§ **What this task involves**: All of the data must be output exactly, with every picture left out.

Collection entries
-- Opening Marker --

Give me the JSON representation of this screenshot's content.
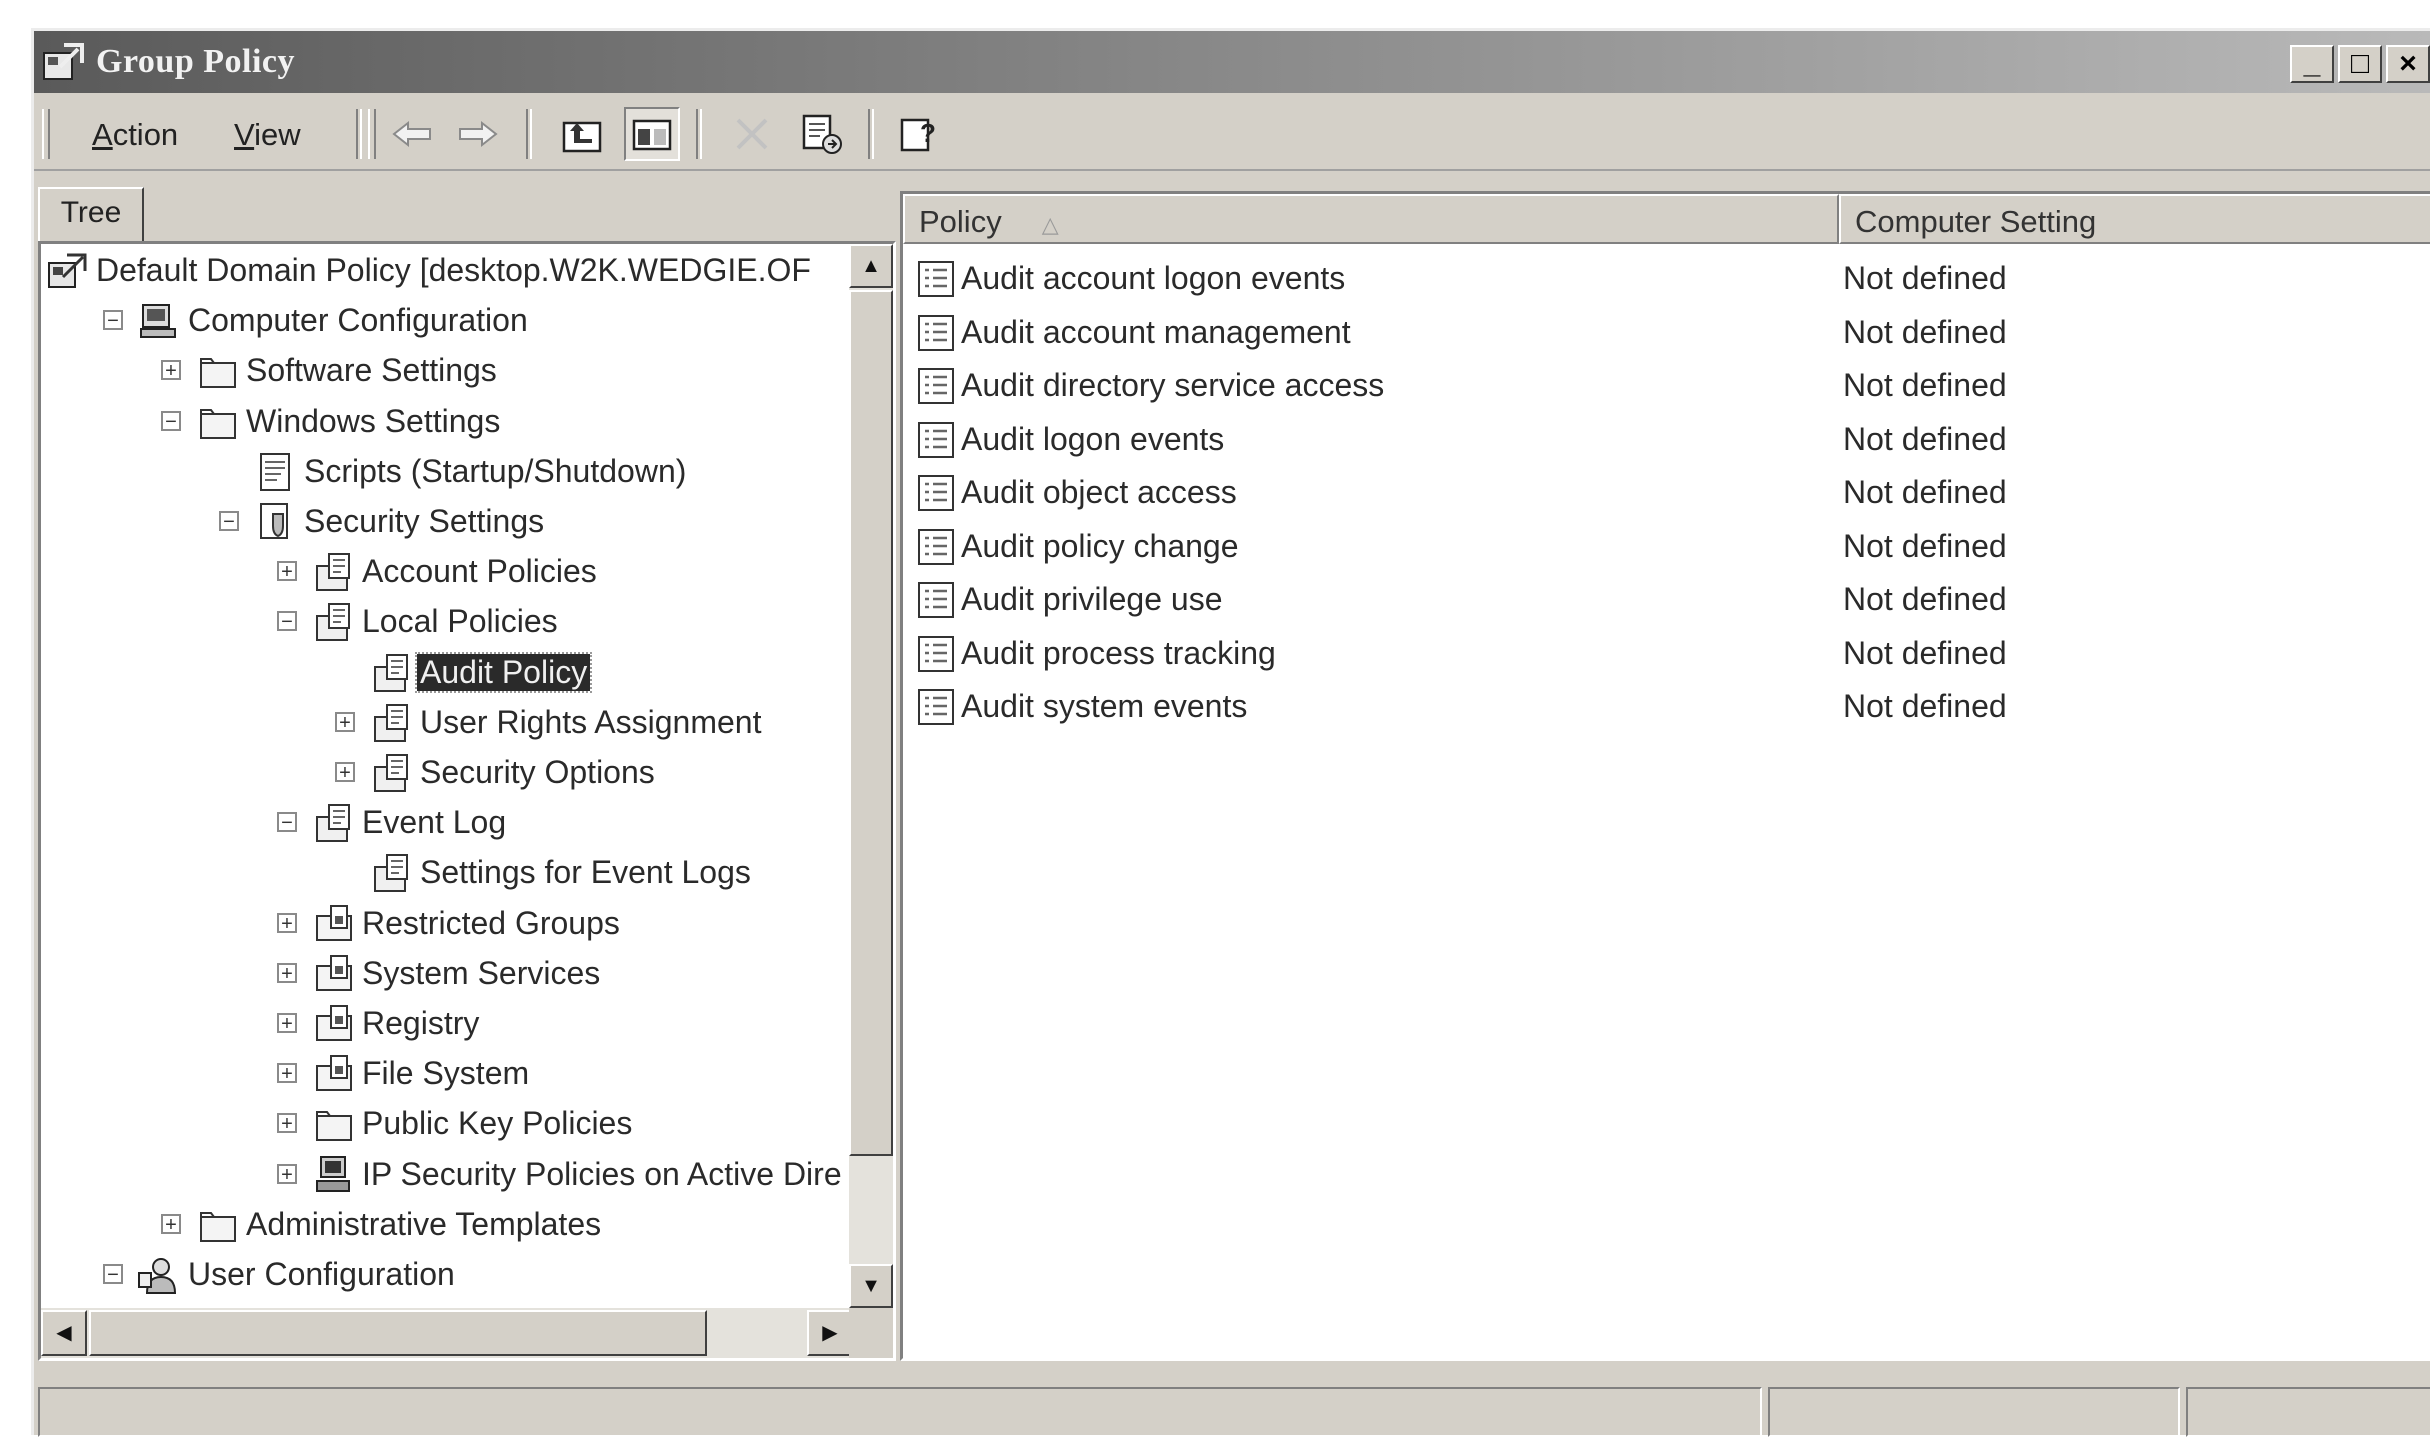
{
  "window": {
    "title": "Group Policy",
    "controls": [
      "minimize",
      "maximize",
      "close"
    ],
    "app_icon": "group-policy-icon"
  },
  "menu": {
    "action": {
      "accel": "A",
      "rest": "ction"
    },
    "view": {
      "accel": "V",
      "rest": "iew"
    }
  },
  "toolbar": {
    "buttons": [
      "back-arrow-icon",
      "forward-arrow-icon",
      "up-one-level-icon",
      "show-hide-console-tree-icon",
      "delete-icon",
      "export-list-icon",
      "help-icon"
    ]
  },
  "tree": {
    "tab_label": "Tree",
    "nodes": [
      {
        "label": "Default Domain Policy [desktop.W2K.WEDGIE.OF",
        "icon": "policy-icon",
        "expander": ""
      },
      {
        "label": "Computer Configuration",
        "icon": "computer-icon",
        "expander": "−"
      },
      {
        "label": "Software Settings",
        "icon": "folder-icon",
        "expander": "+"
      },
      {
        "label": "Windows Settings",
        "icon": "folder-icon",
        "expander": "−"
      },
      {
        "label": "Scripts (Startup/Shutdown)",
        "icon": "script-icon",
        "expander": ""
      },
      {
        "label": "Security Settings",
        "icon": "security-icon",
        "expander": "−"
      },
      {
        "label": "Account Policies",
        "icon": "policy-folder-icon",
        "expander": "+"
      },
      {
        "label": "Local Policies",
        "icon": "policy-folder-icon",
        "expander": "−"
      },
      {
        "label": "Audit Policy",
        "icon": "policy-folder-icon",
        "expander": "",
        "selected": true
      },
      {
        "label": "User Rights Assignment",
        "icon": "policy-folder-icon",
        "expander": "+"
      },
      {
        "label": "Security Options",
        "icon": "policy-folder-icon",
        "expander": "+"
      },
      {
        "label": "Event Log",
        "icon": "policy-folder-icon",
        "expander": "−"
      },
      {
        "label": "Settings for Event Logs",
        "icon": "policy-folder-icon",
        "expander": ""
      },
      {
        "label": "Restricted Groups",
        "icon": "locked-folder-icon",
        "expander": "+"
      },
      {
        "label": "System Services",
        "icon": "locked-folder-icon",
        "expander": "+"
      },
      {
        "label": "Registry",
        "icon": "locked-folder-icon",
        "expander": "+"
      },
      {
        "label": "File System",
        "icon": "locked-folder-icon",
        "expander": "+"
      },
      {
        "label": "Public Key Policies",
        "icon": "folder-icon",
        "expander": "+"
      },
      {
        "label": "IP Security Policies on Active Dire",
        "icon": "network-computer-icon",
        "expander": "+"
      },
      {
        "label": "Administrative Templates",
        "icon": "folder-icon",
        "expander": "+"
      },
      {
        "label": "User Configuration",
        "icon": "user-icon",
        "expander": "−"
      }
    ]
  },
  "list": {
    "columns": [
      "Policy",
      "Computer Setting"
    ],
    "rows": [
      {
        "policy": "Audit account logon events",
        "setting": "Not defined"
      },
      {
        "policy": "Audit account management",
        "setting": "Not defined"
      },
      {
        "policy": "Audit directory service access",
        "setting": "Not defined"
      },
      {
        "policy": "Audit logon events",
        "setting": "Not defined"
      },
      {
        "policy": "Audit object access",
        "setting": "Not defined"
      },
      {
        "policy": "Audit policy change",
        "setting": "Not defined"
      },
      {
        "policy": "Audit privilege use",
        "setting": "Not defined"
      },
      {
        "policy": "Audit process tracking",
        "setting": "Not defined"
      },
      {
        "policy": "Audit system events",
        "setting": "Not defined"
      }
    ]
  },
  "colors": {
    "chrome": "#d4d0c8",
    "title_gradient_start": "#5a5a5a",
    "selection": "#2a2a2a"
  }
}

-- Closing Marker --

§ **Exercise answer**:
Give me the JSON representation of this screenshot's content.
{
  "window": {
    "title": "Group Policy",
    "controls": [
      "minimize",
      "maximize",
      "close"
    ],
    "app_icon": "group-policy-icon"
  },
  "menu": {
    "action": {
      "accel": "A",
      "rest": "ction"
    },
    "view": {
      "accel": "V",
      "rest": "iew"
    }
  },
  "toolbar": {
    "buttons": [
      "back-arrow-icon",
      "forward-arrow-icon",
      "up-one-level-icon",
      "show-hide-console-tree-icon",
      "delete-icon",
      "export-list-icon",
      "help-icon"
    ]
  },
  "tree": {
    "tab_label": "Tree",
    "nodes": [
      {
        "label": "Default Domain Policy [desktop.W2K.WEDGIE.OF",
        "icon": "policy-icon",
        "expander": ""
      },
      {
        "label": "Computer Configuration",
        "icon": "computer-icon",
        "expander": "−"
      },
      {
        "label": "Software Settings",
        "icon": "folder-icon",
        "expander": "+"
      },
      {
        "label": "Windows Settings",
        "icon": "folder-icon",
        "expander": "−"
      },
      {
        "label": "Scripts (Startup/Shutdown)",
        "icon": "script-icon",
        "expander": ""
      },
      {
        "label": "Security Settings",
        "icon": "security-icon",
        "expander": "−"
      },
      {
        "label": "Account Policies",
        "icon": "policy-folder-icon",
        "expander": "+"
      },
      {
        "label": "Local Policies",
        "icon": "policy-folder-icon",
        "expander": "−"
      },
      {
        "label": "Audit Policy",
        "icon": "policy-folder-icon",
        "expander": "",
        "selected": true
      },
      {
        "label": "User Rights Assignment",
        "icon": "policy-folder-icon",
        "expander": "+"
      },
      {
        "label": "Security Options",
        "icon": "policy-folder-icon",
        "expander": "+"
      },
      {
        "label": "Event Log",
        "icon": "policy-folder-icon",
        "expander": "−"
      },
      {
        "label": "Settings for Event Logs",
        "icon": "policy-folder-icon",
        "expander": ""
      },
      {
        "label": "Restricted Groups",
        "icon": "locked-folder-icon",
        "expander": "+"
      },
      {
        "label": "System Services",
        "icon": "locked-folder-icon",
        "expander": "+"
      },
      {
        "label": "Registry",
        "icon": "locked-folder-icon",
        "expander": "+"
      },
      {
        "label": "File System",
        "icon": "locked-folder-icon",
        "expander": "+"
      },
      {
        "label": "Public Key Policies",
        "icon": "folder-icon",
        "expander": "+"
      },
      {
        "label": "IP Security Policies on Active Dire",
        "icon": "network-computer-icon",
        "expander": "+"
      },
      {
        "label": "Administrative Templates",
        "icon": "folder-icon",
        "expander": "+"
      },
      {
        "label": "User Configuration",
        "icon": "user-icon",
        "expander": "−"
      }
    ]
  },
  "list": {
    "columns": [
      "Policy",
      "Computer Setting"
    ],
    "rows": [
      {
        "policy": "Audit account logon events",
        "setting": "Not defined"
      },
      {
        "policy": "Audit account management",
        "setting": "Not defined"
      },
      {
        "policy": "Audit directory service access",
        "setting": "Not defined"
      },
      {
        "policy": "Audit logon events",
        "setting": "Not defined"
      },
      {
        "policy": "Audit object access",
        "setting": "Not defined"
      },
      {
        "policy": "Audit policy change",
        "setting": "Not defined"
      },
      {
        "policy": "Audit privilege use",
        "setting": "Not defined"
      },
      {
        "policy": "Audit process tracking",
        "setting": "Not defined"
      },
      {
        "policy": "Audit system events",
        "setting": "Not defined"
      }
    ]
  },
  "colors": {
    "chrome": "#d4d0c8",
    "title_gradient_start": "#5a5a5a",
    "selection": "#2a2a2a"
  }
}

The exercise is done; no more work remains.